Imagine this situation: in an input form you need to be able to pass a value from one of several LOVs to the same text field. Using JHeadstart, it’s easy to generate a messageLovField to which one LOV page is assigned. But you need more than one. How can this be done?
The Oracle ADF UIX Developer’s Guide contains a chapter on LOV pages. Using the info in this chapter, along with the UIX code generated by JHeadstart, I ended up with this next solution for assigning three buttons to three different LOV pages and making sure one inpuit field is updated by all of them.
First of all, in JHeadstart I created three LOVs based on nearly the same query. The only difference between them is the value of one query bind parameter which determines what is contained in the LOV. Next I used the code in the section about the lovOpenWindowAction Client Action in chapter 11 of the ADF UIX Developer’s Guide.
The code, it says there, to use a button to launch an LOV is this
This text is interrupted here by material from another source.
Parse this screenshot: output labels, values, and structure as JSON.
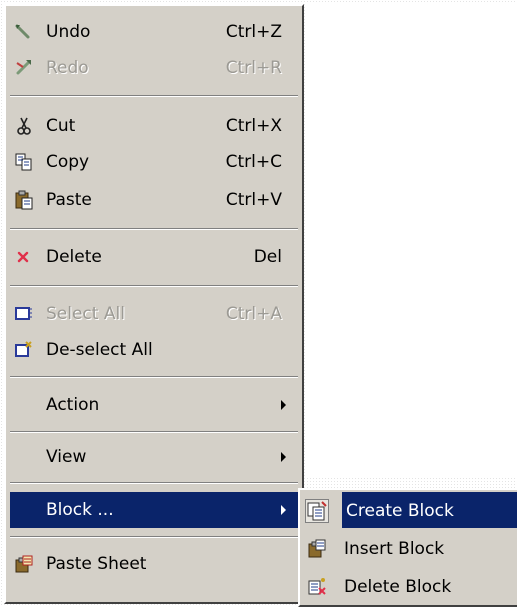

Looking at the code generated for one of my LOVs, I copied over one parameter set to the messageLovInput in the generated UIX page. This parameter is called “destination”. My button tag now looked like this:
Please note the four lines starting with the “destination” keyword need to be on one line. Next, modify the targets value to point to the input field you’d like to update and modify the input field to be a messageTextInput and you’re done.
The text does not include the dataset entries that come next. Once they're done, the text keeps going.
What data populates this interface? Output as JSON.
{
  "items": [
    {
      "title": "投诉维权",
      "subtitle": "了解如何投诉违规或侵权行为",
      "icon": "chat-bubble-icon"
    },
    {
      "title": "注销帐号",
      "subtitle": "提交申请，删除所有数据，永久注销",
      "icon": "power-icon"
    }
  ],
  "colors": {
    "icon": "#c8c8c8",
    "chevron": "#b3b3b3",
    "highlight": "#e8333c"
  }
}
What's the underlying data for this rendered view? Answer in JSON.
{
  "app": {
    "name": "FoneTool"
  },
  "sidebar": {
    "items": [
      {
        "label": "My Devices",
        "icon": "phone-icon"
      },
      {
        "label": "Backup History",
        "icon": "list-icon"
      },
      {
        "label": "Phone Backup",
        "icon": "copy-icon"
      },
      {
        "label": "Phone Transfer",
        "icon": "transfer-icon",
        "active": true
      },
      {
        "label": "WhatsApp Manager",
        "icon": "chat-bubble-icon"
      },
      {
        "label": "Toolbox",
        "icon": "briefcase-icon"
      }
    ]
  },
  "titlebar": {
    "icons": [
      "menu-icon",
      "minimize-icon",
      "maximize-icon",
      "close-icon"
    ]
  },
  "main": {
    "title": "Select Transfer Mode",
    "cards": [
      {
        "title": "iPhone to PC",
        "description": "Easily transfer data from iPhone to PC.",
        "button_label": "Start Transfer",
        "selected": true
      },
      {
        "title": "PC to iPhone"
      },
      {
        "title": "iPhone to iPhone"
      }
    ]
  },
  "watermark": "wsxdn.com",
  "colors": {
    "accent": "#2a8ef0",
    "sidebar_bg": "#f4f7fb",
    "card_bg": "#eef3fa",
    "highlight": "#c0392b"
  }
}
In my case, I also needed to update several other field in my table, depending on the value of the input field. So, I copied over the value of the partialTargets parameter over to the targets parameter in my button tag, and I was done:
Some remarks: the buttons are all referring to different Struts actions, depending on the LOV they need to bring up. Besides that, I had to put the buttons in the same table column as the field they needed to update, else the connection between them was lost. Since our table only allows updating a row when it is new, I wanted not to show the buttons if the row is readonly. Hence the “rendered” parameter in the button tag. Notice the “!” in the EL expression!
So, here are some screenshots to illustrate the three LOV windows. The first image illustrates the window that pops up when the “Plan Element” button is clicked.
The second image shows the window that pops up when the “Catalogus Element” button is clicked.
The third image shows the window that pops up when the “Nieuw Element” button is clicked.
Finally, here’s an image that shows the availability of the buttons. They only appear in the row where a new element can be added.